M. Norton Wise
Visitors to „Apoll im Labor“ will experience something that historians of science have been striving to attain, the thorough integration of the technical character of laboratory science with cultural aesthetics and industrial development in the nineteenth century. A symbol for this integration in Berlin is Emil DuBois-Reymond's remark to Hermann Helmholtz in 1852, concerning his new apparatus for measuring electric current produced during the contraction of a frog muscle: „Es ist ein Schauspiel für Götter, den Muskel arbeiten zu sehen wie den Zylinder einer Dampfmaschine.“ On a much larger scale, the image of a „Schauspiel für Götter“ captures rather well the ideal of a neo-classical city that numerous artists and architects, but also leaders of industrial development and educational reform, had been building into Berlin for several decades.
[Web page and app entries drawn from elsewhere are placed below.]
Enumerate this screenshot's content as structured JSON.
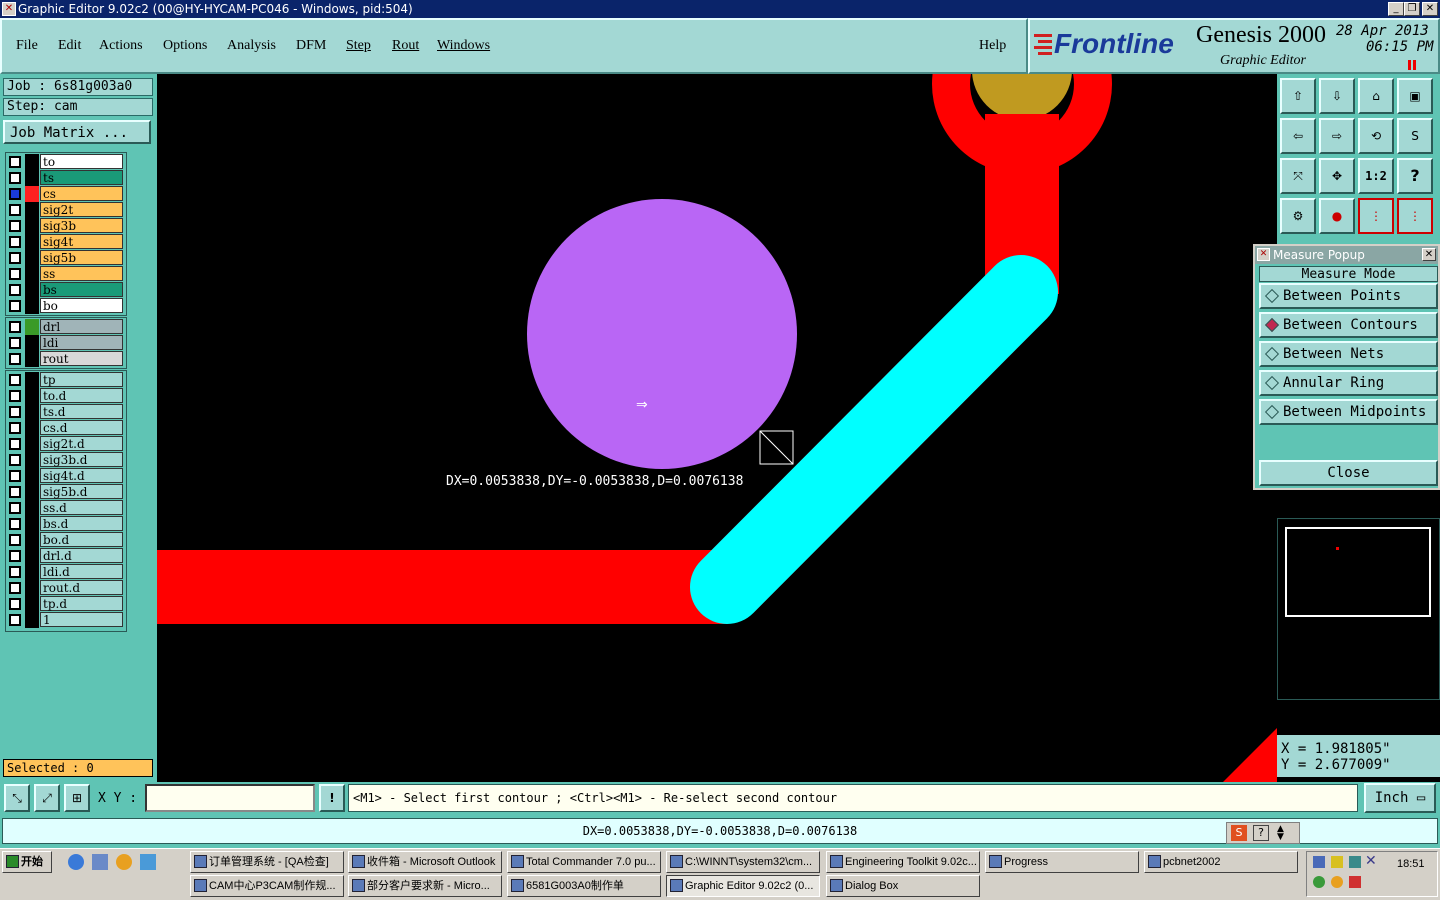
{
  "window": {
    "title": "Graphic Editor 9.02c2 (00@HY-HYCAM-PC046 - Windows, pid:504)"
  },
  "menu": {
    "items": [
      "File",
      "Edit",
      "Actions",
      "Options",
      "Analysis",
      "DFM",
      "Step",
      "Rout",
      "Windows"
    ],
    "help": "Help"
  },
  "logo": {
    "brand": "Frontline",
    "product": "Genesis 2000",
    "subtitle": "Graphic Editor",
    "date": "28 Apr 2013",
    "time": "06:15 PM"
  },
  "job": {
    "job_label": "Job : 6s81g003a0",
    "step_label": "Step: cam",
    "matrix_button": "Job Matrix ..."
  },
  "layers_board": [
    {
      "name": "to",
      "bg": "#ffffff"
    },
    {
      "name": "ts",
      "bg": "#1a9a78"
    },
    {
      "name": "cs",
      "bg": "#ffc35a",
      "active": true,
      "swatch": "#ff2020"
    },
    {
      "name": "sig2t",
      "bg": "#ffc35a"
    },
    {
      "name": "sig3b",
      "bg": "#ffc35a"
    },
    {
      "name": "sig4t",
      "bg": "#ffc35a"
    },
    {
      "name": "sig5b",
      "bg": "#ffc35a"
    },
    {
      "name": "ss",
      "bg": "#ffc35a"
    },
    {
      "name": "bs",
      "bg": "#1a9a78"
    },
    {
      "name": "bo",
      "bg": "#ffffff"
    }
  ],
  "layers_drill": [
    {
      "name": "drl",
      "bg": "#a0b4b8",
      "swatch": "#3a9a28"
    },
    {
      "name": "ldi",
      "bg": "#a0b4b8"
    },
    {
      "name": "rout",
      "bg": "#d8d8d8"
    }
  ],
  "layers_misc": [
    {
      "name": "tp"
    },
    {
      "name": "to.d"
    },
    {
      "name": "ts.d"
    },
    {
      "name": "cs.d"
    },
    {
      "name": "sig2t.d"
    },
    {
      "name": "sig3b.d"
    },
    {
      "name": "sig4t.d"
    },
    {
      "name": "sig5b.d"
    },
    {
      "name": "ss.d"
    },
    {
      "name": "bs.d"
    },
    {
      "name": "bo.d"
    },
    {
      "name": "drl.d"
    },
    {
      "name": "ldi.d"
    },
    {
      "name": "rout.d"
    },
    {
      "name": "tp.d"
    },
    {
      "name": "1"
    }
  ],
  "selected": "Selected : 0",
  "canvas": {
    "measure_text": "DX=0.0053838,DY=-0.0053838,D=0.0076138"
  },
  "toolbar_buttons": [
    "1:2",
    "?"
  ],
  "measure_popup": {
    "title": "Measure Popup",
    "mode_label": "Measure Mode",
    "options": [
      "Between Points",
      "Between Contours",
      "Between Nets",
      "Annular Ring",
      "Between Midpoints"
    ],
    "selected_option": "Between Contours",
    "close": "Close"
  },
  "coords": {
    "x": "X = 1.981805\"",
    "y": "Y = 2.677009\""
  },
  "command": {
    "xy_label": "X Y :",
    "xy_value": "",
    "excl": "!",
    "prompt": "<M1> - Select first contour ; <Ctrl><M1> - Re-select second contour",
    "units": "Inch"
  },
  "status": {
    "text": "DX=0.0053838,DY=-0.0053838,D=0.0076138"
  },
  "taskbar": {
    "start": "开始",
    "row1": [
      "订单管理系统 - [QA检查]",
      "收件箱 - Microsoft Outlook",
      "Total Commander 7.0 pu...",
      "C:\\WINNT\\system32\\cm...",
      "Engineering Toolkit 9.02c...",
      "Progress",
      "pcbnet2002"
    ],
    "row2": [
      "CAM中心P3CAM制作规...",
      "部分客户要求新 - Micro...",
      "6581G003A0制作单",
      "Graphic Editor 9.02c2 (0...",
      "Dialog Box"
    ],
    "clock": "18:51"
  }
}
DuBois-Reymond might well have had in mind, for example, the god Apollo flying over Berlin in a chariot pulled by griffins, the image that Karl Friedrich Schinkel had placed atop the uppermost pediment of the Schauspielhaus itself, one his most famous designs for the modernizing city. It was to be a city of civic humanism and personal development, where neo-classical aesthetics merged with material well-being. And in fact, as „Apoll im Labor“ nicely illustrates, that ideal thoroughly informed the work of the ambitious young men of the Physikalische Gesellschaft zu Berlin who sought to put the stamp of the machine age on biological as well as physical science.
The integration of experimental science with classical aesthetics and industry was in fact the theme that DuBois-Reymond inscribed in the certificate of membership of the Physikalische Gesellschaft, displayed here. The young experimenters with their instruments occupy the branches of a tree of knowledge, which rises on a promontory that emerges from the monuments of neo-classicism on the left (pyramids and Parthenon) and those of industry on the right (railroad and steamship). Similar symbolism informs the wonderful image of DuBois-Reymond in his laboratory as a kind of experimenting Apollo (in the interpretation of Sven Dierig). Perhaps the most remarkable feature of the exhibit is its showing that many of the instruments actually used by the members of the Gesellschaft in their physiological work originated in those developed by engineers and mechanics for use with factory machines. Helmholtz's myograph, for example, which produced a graphic recording of the „curve of energy“ of the working frog muscle, employed components derived directly from the indicators used on steam engines to measure the work done during a cycle and from a timing apparatus developed by Werner Siemens (another founding member) for measuring the velocity of cannon balls.
In critically important ways, then, Berlin became a city where steam engines, manufacturing machinery, electric telegraphs, and associated measuring instruments supplied both intellectual inspiration and material resources for laboratory science. But transforming industrial machines into the sensitive apparatus that would characterize the new laboratories required subtle skills that could only be acquired with extensive exercise of mind and hand. And it is in this sensitivity to nuances of design and interpretation that one sees most clearly the aesthetic emphasis that the young experimenters brought to their work. A number of them were accomplished artists and draftsmen, including DuBois-Reymond, Helmholtz, Siemens, and Brücke. They made their own drawings of complex instruments, as well as physiological preparations, and mastered the skills of precision instrument makers to produce their own apparatus. Moreover, the neo-classical focus on line and surface that they acquired from their drawing classes at the Gymnasium and from the dominant culture of Berlin informed their understanding of the curves that their instruments often produced as the record of nature's processes. Helmholtz, for example, understood his frog curves in much the same idealist terms as those he employed for the goals of art when teaching anatomy at the Akademie der Künste (where he succeeded Brücke and preceded DuBois-Reymond.) As he put it later, in a famous lecture on „Optisches über Malerei“: „Der Künstler kann die Natur nicht abschreiben, er muss sie übersetzen.“ Like works of art, his frog curves should be seen as idealized images, produced with great sensitivity to the essence of the phenomenon and with mastery of a refined „künstlerische Technik.“
„Apoll im Labor“ brings to life these goals of laboratory science in a period when the modernizing culture of Berlin still sought to reconcile the claims of the ideal with those of the real.